Almost everyone owns a cellphone these days, and a large number of people use them while driving. Cellphone use, including texting, sending or receiving emails and visiting a social media site, is an activity that requires attention that should be only on the road ahead.
The National Safety Council wants restrictions on texting. In fact, it would like to see bans on using mobile phones in vehicles altogether, and for good reason.
In gathering data related to vehicle crashes around the country, the NSC found that there were more than 40,000 highway fatalities in 2016, an increase of 6 percent over 2015 and 14 percent over 2014. A good economy and lower prices at the pump resulted in more cars on the road: more people driving to and from work and more families taking vacation road trips.
Breaking down the figures

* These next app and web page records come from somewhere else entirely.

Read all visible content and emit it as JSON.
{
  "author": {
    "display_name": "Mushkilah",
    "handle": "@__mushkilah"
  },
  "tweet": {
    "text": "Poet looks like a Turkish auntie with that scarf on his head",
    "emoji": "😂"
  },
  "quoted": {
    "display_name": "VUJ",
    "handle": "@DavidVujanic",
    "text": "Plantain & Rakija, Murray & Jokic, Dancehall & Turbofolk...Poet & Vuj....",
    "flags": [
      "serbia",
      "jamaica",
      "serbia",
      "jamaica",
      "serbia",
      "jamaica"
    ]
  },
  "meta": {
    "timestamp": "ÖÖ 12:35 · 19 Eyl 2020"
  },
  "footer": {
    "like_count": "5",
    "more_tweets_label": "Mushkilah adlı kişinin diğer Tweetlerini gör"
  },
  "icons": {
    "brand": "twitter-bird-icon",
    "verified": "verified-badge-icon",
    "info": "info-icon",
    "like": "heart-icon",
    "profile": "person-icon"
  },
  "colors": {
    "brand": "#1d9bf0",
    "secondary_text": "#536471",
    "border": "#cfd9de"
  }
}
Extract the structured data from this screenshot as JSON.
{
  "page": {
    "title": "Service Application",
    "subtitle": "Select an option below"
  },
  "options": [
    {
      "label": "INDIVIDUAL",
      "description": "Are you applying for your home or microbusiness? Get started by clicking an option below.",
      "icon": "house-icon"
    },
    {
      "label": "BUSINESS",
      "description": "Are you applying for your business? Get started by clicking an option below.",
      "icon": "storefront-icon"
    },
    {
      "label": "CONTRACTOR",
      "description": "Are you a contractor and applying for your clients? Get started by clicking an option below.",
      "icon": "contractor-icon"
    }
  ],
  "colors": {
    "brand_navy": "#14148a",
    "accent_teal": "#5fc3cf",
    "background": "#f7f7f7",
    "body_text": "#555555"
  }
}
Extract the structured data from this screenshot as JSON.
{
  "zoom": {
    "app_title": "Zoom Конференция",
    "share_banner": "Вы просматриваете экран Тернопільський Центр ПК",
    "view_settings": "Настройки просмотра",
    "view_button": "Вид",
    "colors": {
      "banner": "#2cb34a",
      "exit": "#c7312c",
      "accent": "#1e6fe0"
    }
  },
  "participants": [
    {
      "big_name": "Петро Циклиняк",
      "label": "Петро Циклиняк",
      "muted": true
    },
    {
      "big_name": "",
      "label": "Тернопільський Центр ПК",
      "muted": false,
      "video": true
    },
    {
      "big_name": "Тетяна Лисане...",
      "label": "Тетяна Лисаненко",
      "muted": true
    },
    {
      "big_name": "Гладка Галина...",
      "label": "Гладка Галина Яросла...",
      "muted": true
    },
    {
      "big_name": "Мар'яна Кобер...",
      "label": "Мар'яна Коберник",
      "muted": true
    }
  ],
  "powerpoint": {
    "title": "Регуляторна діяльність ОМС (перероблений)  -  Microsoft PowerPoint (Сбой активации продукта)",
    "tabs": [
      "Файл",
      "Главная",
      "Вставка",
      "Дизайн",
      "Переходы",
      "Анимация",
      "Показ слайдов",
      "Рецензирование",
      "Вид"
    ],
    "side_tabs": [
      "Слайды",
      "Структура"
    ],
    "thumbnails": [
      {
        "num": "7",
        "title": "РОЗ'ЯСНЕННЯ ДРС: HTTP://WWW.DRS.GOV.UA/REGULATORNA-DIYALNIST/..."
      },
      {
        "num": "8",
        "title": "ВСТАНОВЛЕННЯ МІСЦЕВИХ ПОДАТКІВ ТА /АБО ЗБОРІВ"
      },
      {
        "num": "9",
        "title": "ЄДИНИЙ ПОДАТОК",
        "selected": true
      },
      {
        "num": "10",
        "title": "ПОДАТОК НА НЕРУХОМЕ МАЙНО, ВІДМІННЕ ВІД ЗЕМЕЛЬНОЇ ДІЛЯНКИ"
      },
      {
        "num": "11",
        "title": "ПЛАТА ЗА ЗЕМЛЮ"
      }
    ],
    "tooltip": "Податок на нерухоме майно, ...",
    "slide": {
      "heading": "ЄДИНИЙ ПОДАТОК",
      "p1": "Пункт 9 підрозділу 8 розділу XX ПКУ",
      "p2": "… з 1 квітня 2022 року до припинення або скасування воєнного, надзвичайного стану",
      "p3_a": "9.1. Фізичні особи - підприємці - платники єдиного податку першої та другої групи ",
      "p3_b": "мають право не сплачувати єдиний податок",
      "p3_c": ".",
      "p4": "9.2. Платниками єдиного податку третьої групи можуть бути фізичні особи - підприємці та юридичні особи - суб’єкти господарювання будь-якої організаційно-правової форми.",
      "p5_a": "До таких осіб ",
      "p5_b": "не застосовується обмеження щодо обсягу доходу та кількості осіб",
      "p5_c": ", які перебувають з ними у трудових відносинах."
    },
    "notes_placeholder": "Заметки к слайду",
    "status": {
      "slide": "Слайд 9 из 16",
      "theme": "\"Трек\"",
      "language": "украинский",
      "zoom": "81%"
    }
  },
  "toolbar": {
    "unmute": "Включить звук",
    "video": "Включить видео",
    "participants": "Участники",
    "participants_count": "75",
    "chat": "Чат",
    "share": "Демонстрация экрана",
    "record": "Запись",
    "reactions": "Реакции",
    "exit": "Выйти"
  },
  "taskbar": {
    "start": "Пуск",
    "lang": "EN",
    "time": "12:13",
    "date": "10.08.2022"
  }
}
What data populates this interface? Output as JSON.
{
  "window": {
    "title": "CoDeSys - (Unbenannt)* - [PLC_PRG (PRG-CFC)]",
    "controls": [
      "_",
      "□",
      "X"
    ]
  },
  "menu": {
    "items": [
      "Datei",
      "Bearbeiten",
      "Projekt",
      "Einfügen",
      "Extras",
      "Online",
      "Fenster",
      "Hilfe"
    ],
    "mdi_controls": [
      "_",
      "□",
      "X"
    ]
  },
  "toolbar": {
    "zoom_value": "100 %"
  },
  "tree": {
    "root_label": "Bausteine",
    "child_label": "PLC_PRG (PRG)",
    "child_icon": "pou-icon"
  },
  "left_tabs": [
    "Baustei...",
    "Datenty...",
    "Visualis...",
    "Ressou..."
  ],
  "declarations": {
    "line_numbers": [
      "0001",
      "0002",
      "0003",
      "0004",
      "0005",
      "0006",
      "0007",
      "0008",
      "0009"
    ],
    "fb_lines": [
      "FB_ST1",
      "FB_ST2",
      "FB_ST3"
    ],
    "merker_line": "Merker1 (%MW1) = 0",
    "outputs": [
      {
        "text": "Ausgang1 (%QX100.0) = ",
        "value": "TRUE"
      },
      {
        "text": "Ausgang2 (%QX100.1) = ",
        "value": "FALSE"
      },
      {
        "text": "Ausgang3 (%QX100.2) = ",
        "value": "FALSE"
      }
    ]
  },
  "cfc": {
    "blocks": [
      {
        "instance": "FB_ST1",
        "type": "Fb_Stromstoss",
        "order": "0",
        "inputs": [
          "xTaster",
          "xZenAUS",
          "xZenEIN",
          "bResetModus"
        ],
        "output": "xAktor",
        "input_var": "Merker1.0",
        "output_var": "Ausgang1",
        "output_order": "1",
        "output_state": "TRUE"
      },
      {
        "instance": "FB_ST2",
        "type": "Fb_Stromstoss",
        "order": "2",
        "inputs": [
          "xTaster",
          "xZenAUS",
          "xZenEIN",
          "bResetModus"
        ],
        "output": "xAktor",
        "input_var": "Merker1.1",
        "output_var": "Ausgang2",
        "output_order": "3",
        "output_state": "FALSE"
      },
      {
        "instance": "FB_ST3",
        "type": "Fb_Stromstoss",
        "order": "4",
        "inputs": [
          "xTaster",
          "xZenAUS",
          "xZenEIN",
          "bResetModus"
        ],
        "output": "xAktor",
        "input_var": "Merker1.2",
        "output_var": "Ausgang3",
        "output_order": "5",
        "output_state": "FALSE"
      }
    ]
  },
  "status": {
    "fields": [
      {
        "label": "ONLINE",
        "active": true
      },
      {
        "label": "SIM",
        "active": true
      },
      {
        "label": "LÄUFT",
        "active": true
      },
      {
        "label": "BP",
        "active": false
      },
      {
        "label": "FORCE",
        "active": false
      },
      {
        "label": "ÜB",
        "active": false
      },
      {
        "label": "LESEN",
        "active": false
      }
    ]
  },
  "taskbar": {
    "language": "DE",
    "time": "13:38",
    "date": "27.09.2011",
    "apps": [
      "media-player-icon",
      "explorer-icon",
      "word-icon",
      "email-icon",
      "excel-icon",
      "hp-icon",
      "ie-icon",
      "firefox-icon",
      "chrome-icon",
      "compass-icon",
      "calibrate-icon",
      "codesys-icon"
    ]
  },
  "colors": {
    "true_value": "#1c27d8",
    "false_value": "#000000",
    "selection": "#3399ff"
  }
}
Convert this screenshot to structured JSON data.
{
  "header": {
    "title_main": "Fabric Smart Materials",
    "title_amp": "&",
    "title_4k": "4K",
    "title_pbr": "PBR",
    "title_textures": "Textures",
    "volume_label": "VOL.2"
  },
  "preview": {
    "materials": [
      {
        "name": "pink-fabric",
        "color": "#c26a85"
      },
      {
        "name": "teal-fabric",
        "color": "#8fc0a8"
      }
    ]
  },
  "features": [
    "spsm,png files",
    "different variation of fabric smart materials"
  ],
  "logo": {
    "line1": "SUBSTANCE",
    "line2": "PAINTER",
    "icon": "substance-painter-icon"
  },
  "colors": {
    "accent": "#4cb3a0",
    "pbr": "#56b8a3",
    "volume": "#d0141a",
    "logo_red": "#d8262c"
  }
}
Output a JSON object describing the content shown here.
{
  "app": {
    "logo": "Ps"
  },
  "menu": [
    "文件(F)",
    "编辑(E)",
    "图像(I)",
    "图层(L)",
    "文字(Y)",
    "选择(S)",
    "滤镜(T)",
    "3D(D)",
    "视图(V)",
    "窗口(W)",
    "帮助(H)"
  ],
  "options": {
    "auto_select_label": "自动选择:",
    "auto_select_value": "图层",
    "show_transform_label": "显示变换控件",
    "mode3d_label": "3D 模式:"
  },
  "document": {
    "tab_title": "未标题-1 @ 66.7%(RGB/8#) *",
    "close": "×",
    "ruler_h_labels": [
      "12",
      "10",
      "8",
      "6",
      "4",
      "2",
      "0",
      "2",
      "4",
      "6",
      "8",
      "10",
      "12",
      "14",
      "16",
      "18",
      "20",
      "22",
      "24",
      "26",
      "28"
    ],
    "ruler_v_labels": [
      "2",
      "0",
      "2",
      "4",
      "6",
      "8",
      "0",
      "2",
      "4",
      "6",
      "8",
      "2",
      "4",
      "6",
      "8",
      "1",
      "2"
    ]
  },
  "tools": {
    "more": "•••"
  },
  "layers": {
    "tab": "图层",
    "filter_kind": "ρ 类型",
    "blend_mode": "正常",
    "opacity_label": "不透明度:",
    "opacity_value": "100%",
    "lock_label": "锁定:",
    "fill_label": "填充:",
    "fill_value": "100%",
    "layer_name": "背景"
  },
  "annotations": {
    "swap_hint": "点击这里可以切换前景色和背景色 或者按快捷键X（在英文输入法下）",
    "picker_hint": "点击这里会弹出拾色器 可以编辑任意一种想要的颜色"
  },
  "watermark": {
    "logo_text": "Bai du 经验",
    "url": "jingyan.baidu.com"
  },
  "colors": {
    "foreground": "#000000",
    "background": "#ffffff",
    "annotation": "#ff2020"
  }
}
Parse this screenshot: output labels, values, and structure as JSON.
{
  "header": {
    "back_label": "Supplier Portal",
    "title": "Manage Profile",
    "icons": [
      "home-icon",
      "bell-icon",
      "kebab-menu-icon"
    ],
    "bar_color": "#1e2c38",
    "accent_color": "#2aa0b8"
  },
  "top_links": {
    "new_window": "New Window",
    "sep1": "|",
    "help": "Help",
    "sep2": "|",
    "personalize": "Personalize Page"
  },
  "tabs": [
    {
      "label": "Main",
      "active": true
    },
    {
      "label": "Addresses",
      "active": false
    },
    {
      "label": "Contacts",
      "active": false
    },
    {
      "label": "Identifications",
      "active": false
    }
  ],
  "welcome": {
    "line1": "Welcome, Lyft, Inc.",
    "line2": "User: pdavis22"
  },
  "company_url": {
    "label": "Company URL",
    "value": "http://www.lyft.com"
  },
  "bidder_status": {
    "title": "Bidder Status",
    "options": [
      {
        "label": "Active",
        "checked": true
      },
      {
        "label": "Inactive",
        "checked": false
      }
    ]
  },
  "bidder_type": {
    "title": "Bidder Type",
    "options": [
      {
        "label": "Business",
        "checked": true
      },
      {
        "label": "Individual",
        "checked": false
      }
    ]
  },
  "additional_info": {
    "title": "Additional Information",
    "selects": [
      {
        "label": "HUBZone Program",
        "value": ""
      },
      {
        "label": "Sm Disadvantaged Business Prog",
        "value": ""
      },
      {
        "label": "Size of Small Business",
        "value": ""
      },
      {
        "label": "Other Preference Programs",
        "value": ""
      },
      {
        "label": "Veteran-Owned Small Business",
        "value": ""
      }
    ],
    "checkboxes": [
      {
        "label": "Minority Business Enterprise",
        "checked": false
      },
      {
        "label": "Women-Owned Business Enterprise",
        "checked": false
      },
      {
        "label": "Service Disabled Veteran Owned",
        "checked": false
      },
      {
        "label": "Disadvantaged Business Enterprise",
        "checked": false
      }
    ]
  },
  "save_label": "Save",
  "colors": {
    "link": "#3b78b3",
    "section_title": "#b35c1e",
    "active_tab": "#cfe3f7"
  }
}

An NSC survey turned up the following information about motorists:
- Ten percent of motorists admitted to driving drunk.
- Forty-three percent of those drunk drivers were involved in a vehicle crash.
- Sixteen percent of respondents said they do not always wear seat belts.
- Forty-seven percent of drivers are comfortable texting while behind the wheel.
The results caused NSC Chief Executive Deborah Hersman to remark that “our complacency is killing us.”
The National Safety Council views cellphone use as such a risk for motorists that it has renewed its call to ban all mobile phones while driving, including systems that are hands-free. The group also advocates the installation of ignition interlock devices for all convicted drunk drivers, in addition to other suggestions to reduce vehicle crashes.
A car crash can occur in seconds. You could have minor injuries if this should happen to you, but they could also be severe enough to change your life drastically. You cannot control what other motorists do, but when you are in your own vehicle, you can at least eliminate one very risky driving behavior: Simply do not use your cellphone.